Dublin-born John Carney has worn many hats. He was the bassist for the Irish band The Frames in the early ’90s. He subsequently worked in indie film and television. (His show Bachelors Walk has been described as the most successful in Irish history.) But it wasn’t until 2007 that he truly pushed the Hibernian envelope—indeed, split it to shreds—with the tiny, scintillating gem Once. A musical romance made for less than $200,000, the film astonished critics (me, perhaps even more than most), won an Oscar for Best Song, and ultimately spawned a hit Broadway musical.
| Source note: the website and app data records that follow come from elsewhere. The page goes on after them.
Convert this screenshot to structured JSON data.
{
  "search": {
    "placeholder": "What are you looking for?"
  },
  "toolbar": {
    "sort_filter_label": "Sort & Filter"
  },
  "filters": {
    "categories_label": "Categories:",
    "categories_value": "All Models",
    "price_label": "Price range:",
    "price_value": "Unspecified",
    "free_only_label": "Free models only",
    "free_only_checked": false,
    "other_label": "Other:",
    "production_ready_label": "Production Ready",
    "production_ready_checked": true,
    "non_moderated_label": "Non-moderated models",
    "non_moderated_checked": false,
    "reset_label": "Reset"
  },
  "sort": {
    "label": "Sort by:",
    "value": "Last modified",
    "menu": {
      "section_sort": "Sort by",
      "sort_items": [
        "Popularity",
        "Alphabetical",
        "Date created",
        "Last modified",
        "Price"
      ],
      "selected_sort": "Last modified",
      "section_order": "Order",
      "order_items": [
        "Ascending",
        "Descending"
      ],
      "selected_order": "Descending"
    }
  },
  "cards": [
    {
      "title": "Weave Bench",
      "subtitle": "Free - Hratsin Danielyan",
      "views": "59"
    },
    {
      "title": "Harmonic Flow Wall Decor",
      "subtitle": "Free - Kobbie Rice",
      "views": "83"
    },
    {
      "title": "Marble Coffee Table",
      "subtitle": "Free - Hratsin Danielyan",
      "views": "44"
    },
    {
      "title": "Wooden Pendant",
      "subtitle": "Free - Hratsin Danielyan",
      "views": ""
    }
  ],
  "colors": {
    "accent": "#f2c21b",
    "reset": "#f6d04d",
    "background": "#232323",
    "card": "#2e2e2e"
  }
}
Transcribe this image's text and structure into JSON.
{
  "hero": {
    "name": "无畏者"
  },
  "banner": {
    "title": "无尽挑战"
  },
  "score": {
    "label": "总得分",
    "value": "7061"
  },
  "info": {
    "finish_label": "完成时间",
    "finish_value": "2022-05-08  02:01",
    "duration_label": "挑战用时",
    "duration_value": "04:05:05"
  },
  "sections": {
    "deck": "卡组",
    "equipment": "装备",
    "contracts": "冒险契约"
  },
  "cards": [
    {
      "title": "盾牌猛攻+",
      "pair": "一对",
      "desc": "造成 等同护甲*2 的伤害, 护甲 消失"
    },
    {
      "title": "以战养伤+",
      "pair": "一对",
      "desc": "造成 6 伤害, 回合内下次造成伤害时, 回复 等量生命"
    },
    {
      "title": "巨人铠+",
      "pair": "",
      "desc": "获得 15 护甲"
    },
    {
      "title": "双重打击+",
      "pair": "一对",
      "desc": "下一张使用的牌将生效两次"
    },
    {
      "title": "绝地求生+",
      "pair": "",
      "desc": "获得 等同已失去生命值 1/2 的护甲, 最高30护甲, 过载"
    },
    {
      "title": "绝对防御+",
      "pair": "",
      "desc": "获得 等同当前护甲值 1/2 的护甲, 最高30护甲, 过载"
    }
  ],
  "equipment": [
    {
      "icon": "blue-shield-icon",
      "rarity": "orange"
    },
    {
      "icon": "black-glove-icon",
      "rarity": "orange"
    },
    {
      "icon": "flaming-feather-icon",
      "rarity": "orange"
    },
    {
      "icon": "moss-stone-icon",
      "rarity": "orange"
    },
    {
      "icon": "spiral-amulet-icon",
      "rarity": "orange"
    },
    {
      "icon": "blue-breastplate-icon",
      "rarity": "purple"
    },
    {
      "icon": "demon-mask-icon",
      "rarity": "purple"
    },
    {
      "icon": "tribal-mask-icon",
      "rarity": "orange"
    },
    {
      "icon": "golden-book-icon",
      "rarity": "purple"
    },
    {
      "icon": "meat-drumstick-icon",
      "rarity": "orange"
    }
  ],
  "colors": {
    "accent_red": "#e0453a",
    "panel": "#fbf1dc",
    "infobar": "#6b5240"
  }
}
And so, in 2013, Carney attempted to replicate the formula with Begin Again, another film about a talented musical ingénue and an older male mentor who together attempt, quasi-romantically, to put together an album. (The movie might just as well have been titled Twice.) This time, though, Carney opted for a bigger budget and bigger stars (Keira Knightley, Mark Ruffalo), and forsook his native town for the glamour of New York—perhaps the city on Earth least in need of a musical encomium. Begin Again wasn’t a bad movie, but the subtle magic of Once was lost in trans-Atlantic translation.
I could scarcely be more delighted to report that Carney has rediscovered that magic with Sing Street, another tiny, winsome charmer set in Dublin. The year is 1985, with all that entails musically, good and (often) bad. When we first meet the protagonist, 15-year-old Conor (Ferdia Walsh-Peelo), he’s experimenting with song lyrics in his bedroom: “I’ll be the mechanic of your heart, and with a wrench I’ll take you apart.” Hearing his parents (the sorely underutilized Aidan Gillen and Maria Doyle Kennedy) fight downstairs, he instead endeavors to put their violent hollering to music: “If we didn’t share a mortgage, I’d leave you.”